Section 12(e) of the Commodity Exchange Act was originally enacted because of pervasive Federal regulatory oversight of the futures markets. However, if the pro-market exemption becomes law, there will be very little direct CFTC regulation over this segment of the industry, and the states will continue to be preempted from regulatory oversight.

Finally, a two-tiered market in which 90% of all trading occurs in a separate, unregulated environment would impair market liquidity for small business and retail participants in the non-professional market. The economic benefits of trading in an active, liquid market would be lost.

NASAA is also concerned about the private transaction exemption including over-the-counter (OTC) derivatives based on securities, such as equity swaps. Among the provisions from which these transactions would be exempt is section 6d of the Commodity Exchange Act which authorizes the states to sue on behalf of their residents for violations of the CEA.

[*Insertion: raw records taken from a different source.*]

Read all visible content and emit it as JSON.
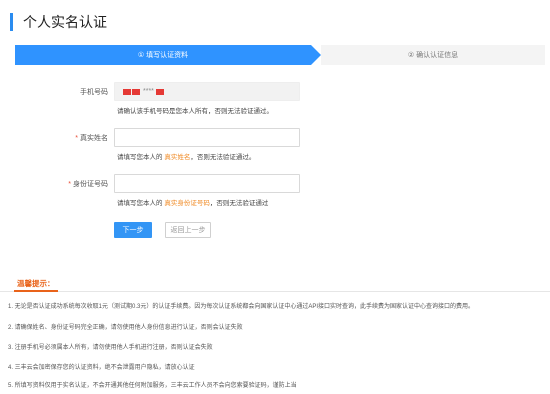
{
  "header": {
    "title": "个人实名认证"
  },
  "steps": {
    "active": "① 填写认证资料",
    "inactive": "② 确认认证信息"
  },
  "form": {
    "phone": {
      "label": "手机号码",
      "value_suffix": "****",
      "hint": "请确认该手机号码是您本人所有，否则无法验证通过。"
    },
    "name": {
      "required_mark": "*",
      "label": "真实姓名",
      "value": "",
      "hint_prefix": "请填写您本人的",
      "hint_emph": "真实姓名",
      "hint_suffix": "，否则无法验证通过。"
    },
    "idnum": {
      "required_mark": "*",
      "label": "身份证号码",
      "value": "",
      "hint_prefix": "请填写您本人的",
      "hint_emph": "真实身份证号码",
      "hint_suffix": "，否则无法验证通过"
    },
    "buttons": {
      "next": "下一步",
      "back": "返回上一步"
    }
  },
  "tips": {
    "title": "温馨提示：",
    "items": [
      "1. 无论是否认证成功系统每次收取1元（测试期0.3元）的认证手续费。因为每次认证系统都会向国家认证中心通过API接口实时查询，此手续费为国家认证中心查询接口的费用。",
      "2. 请确保姓名、身份证号码完全正确，请勿使用他人身份信息进行认证，否则会认证失败",
      "3. 注册手机号必须属本人所有，请勿使用他人手机进行注册，否则认证会失败",
      "4. 三丰云会加密保存您的认证资料，绝不会泄露用户隐私，请放心认证",
      "5. 所填写资料仅用于实名认证，不会开通其他任何附加服务，三丰云工作人员不会向您索要验证码，谨防上当"
    ]
  },
  "colors": {
    "accent": "#2f93ff",
    "warning": "#e9631a",
    "mask": "#e53935"
  }
}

The exemption does not extend to sections 4b and 4c of the CEA any antifraud rule promulgated by the CFTC under section 4c(b), nor to the anti-manipulation provisions of the CEA. We are concerned, however, that the retention of CFTC antifraud authority under section 4b may prove illusory for securities-based OTC transactions. We are further concerned that the bill, as drafted, may preclude application of the antifraud provisions of the securities laws to OTC securities-based derivatives.

The primary antifraud provision of the CEA is section 4b. NASAA is concerned that the application of section 4b to the securities-based OTC transactions which the legislation would exempt from the CEA may prove difficult or impossible. There is no brokercustomer relationship in these transactions; they are principal to principal transactions. If section 4b was found not to apply to fraud in connection with exempt securities-based OTC transactions, we are concerned that there would be no federal remedy for fraud involving these transactions.

As the SEC explained in its February 12 letter to Senator Richard Lugar and reiterated in recent Congressional testimony, an exemption “raises the concern that some may argue that the exempted product is a future and thus excluded from any regulation, not just the CEA.” This result would be of concern to NASAA. We urge Congress to explore all available avenues to insuring that an effective antifraud prohibition applies to securities-based OTC transactions. These alternatives include an exclusion from the CEA, rather than an exemption, as proposed by the SEC, as well as clarifying changes to section 4b of the CEA, as proposed by the CFTC.

NASAA continues to gather information and study the implications of these proposals and is willing to provide additional input as the deliberations continue.

April 29, 1997

Issues & Advocacy, Legislative Activity, Testimony